Earlier this week drum ‘n’ bass innovator and Metalheadz label boss Goldie received the Pioneer Award at the prestigious Association of Independent Music (AIM) 2018 awards.
It’s the latest in a strong of awards and honours for the musician – including being made an MBE for his services to music and young people in in 2016.
After making his name in the graffiti scene, he found himself at the forefront of the scene for a rhythmically-charged new form of electronic music known as drum’n’bass.
His 1995 debut album Timeless has come to be regarded as a classic, and aside from music, he has gone on to make a name for himself as an actor (notably in the James Bond film The World Is Not Enough) and as a regular on TV, including Celebrity Big Brother, Maestro and Strictly Come Dancing.
And next week he’ll be returning to the decks as he plays an exclusive DJ set for local promoters Beats & Swing at The Wedgewood Rooms.
But when The Guide caught up with him, he was keen to talk about his new project, Subjective, a duo with fellow producer James Davidson.
Indeed, he is working in the studio with James as we chat, and occasionally finds himself distracted by an ear-catching beat.
James had previously released material on Metalheadz as one half of the act Ulterior Motive.
And it was while working with Goldie’s label and then as producer on Goldie’s 2017 album The Journey Man, that the latter thought they might be able to come up with something together.
‘We just kind of enjoy working together and there’s lots of residual ideas when we do a project.
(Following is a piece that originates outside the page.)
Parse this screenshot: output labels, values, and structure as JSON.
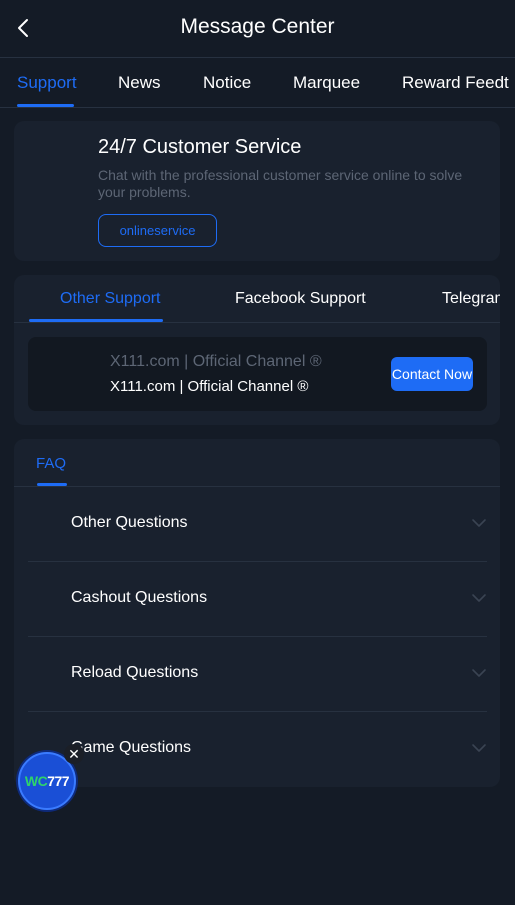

With this we thought let’s just go with the vibe of what we’re doing.
‘There wasn’t a concept, it was more, let’s just have an idea we can kind of have fun with and follow the water, so to speak.
‘We’ve got a good sound and we’ve got good arrangement skills. James’s ear for arrangements is really something special, he’s really got that going on.’
The resulting album, Act One – Music For Inanimate Objects, is released on September 21.
‘At my age I don’t really need to make music, but I do it because I enjoy the idea of still surprising people.
‘[Act One’s lead single] Inkolelo’s a great track, but when you hear the album I think you’re going to be surprised again, it’s a really cool, really dynamic album.
‘Journey Man’s not an easy album to listen to – it’s a muso’s album, but it’s kind of more directed at people who will discover it and listen to it in 20 years.
‘Whereas with this project, we slow it down and simplify it in a way. It still has integrity and autonomy – but it’s more acceptable for people – you don’t have to struggle with the idea of listening to it - rhythmically, it’s easier to listen to.’
I used to be proving a point with music, and I don’t feel I need to do that any more. What I’m doing now is to just enjoy the music.
‘Shouldn’t music be enjoyable in the first place?’ he asks himself. ‘To me it is, but it should always be honest and emotional and the state where my life is at that time – I’ve always worn my music on my sleeve.
‘However, this project is about sharing the musical knowledge I have with someone who’s highly skilled in understanding concepts and taking them forward, and having a simpler look at things and enjoying it a lot better and having a lot of fun with it.’
He adds: ‘ I’ve always been a fighter with music and gone way ahead of the curve in a lot of respects. I’ve come from an era that’s spanned three decades from the 80’s to now, and I think I’ve always pushed a progressive drum‘n’bass, sound. But this is a refined album, one that you can really fall into, immerse yourself in, or just play in the background – and it still works.’
Beats & Swing present Goldie
The Wedgewood Rooms, Southsea
Saturday, September 15